SKYCITY Auckland, together with the Unite Union and the SFWU, have struck a landmark agreement that will see all part-time staff on collective employment agreements guaranteed a higher minimum number of hours. The agreement will see part-time and on-call staff – including the small number of employees currently on so-called ‘Zero hour’ contracts – moving to a guaranteed eight, 16, 20 or 32 hours of work each week. The ‘zero hour’ contract classification will be abolished. The new policy will come in to effect on 1 January 2016.
Controversial health and safety legislation, which does not classify farms as high risk, has passed in Parliament. The Government claims the changes will address New Zealand’s workplace safety standards, while Labour claims a watering down of the legislation will lead to additional deaths. The legislation passed by 63 votes to 59, with National, the Maori Party, ACT and United Future supporting the legislation, while Labour, the Green Party and NZ First opposed it.
Adelhelm & Associates are running a series of workshop sessions that focus on implementing these changes in companies with unionised workforces.
The agreement, signed this month between Metlifecare and the Service and Food Workers Union and NZ Nurses Organisation delivers an average pay rise of 7.7% to the workforce.

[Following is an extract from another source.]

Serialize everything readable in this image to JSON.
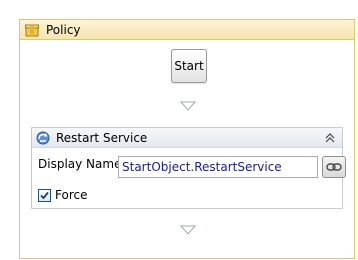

The unions are hailing this settlement as the new standard for pay and conditions in the aged care sector. Metlifecare operates 25 retirement villages and 9 care facilities across New Zealand, employing over 1000 staff.
Nurses at the country’s 20 district health boards have voted to accept a new pay offer. The deal comes after an original offer was rejected in May by nurses, midwives and health care assistants covered by the multi-employer collective agreement. The New Zealand Nurses Organisation, which represents 20,000 workers at DHBs, went into mediation over the proposed deal in June. The union says the new settlement includes a 2% pay rise backdated to July 6 and a further 2% rise next July. The agreement expires at the end of July 2017.
Unite says that the proposed Bill about zero-hour contracts is actually legalising them. According to the Ministry of Business, Innovation and Employment website, the Employment Standards Legislation Bill states “the employer and the employee do not have to agree on set hours if both prefer flexibility”, if the employer agrees to pay some form of compensation to the employee for being available for shifts. Mike Treen, of Unite, says that “under the law at present, a worker who is offered a shift and agrees to work must be paid for the shift if it is cancelled or they are sent home early under the new law, a compensation clause of some nominal amount could be agreed in the contract as an alternative.”
The union for oil refinery workers at Marsden Point Oil Refinery says the company should up its pay offer to staff after a spectacular half-year result. The New Zealand Refining Company has announced a net profit, after tax, of $65 million, and is offering workers a wage rise of 0.5%.
Service and Food Workers Union Industry Leader Jill Ovens said the union gave written notice of the strike after guards working for the security company ACM had left for their daily run. 28 guards walked off the job over stalled pay negotiations. Guards wanted crew leaders to get more of an increase to recognise responsibility. The company has offered all guards a 2% pay increase and a further 1.4% or CPI next year, whichever is greater.
Labour’s David Parker’s private members bill would require contractors to be paid no less than the minimum wage passed it first reading in Parliament. There are 14 areas to which this legislation would apply.
The strike and rally by 1000 members of the Meat Workers Union at AFFCO plants was called off. This came about after a meeting with MWU AFFCO Shed Delegates and Andrew Talley, organised by Iwi leaders. No agreements were reached. Workers still continue on their individual agreements. Andrew Talley promised that negotiations will be held some time in the next two months, but only with a union they approve.
Unless specified, all articles are summaries of articles gathered from various news publications. For full citations please click on the article heading.
Stay up to date
Keen to stay up-to-date with the latest collective agreement and employment relations news?
Now it’s even easier for you to stay informed. The erBuzz is the only central hub in New Zealand that collates all the latest collective ER industry updates in one handy place.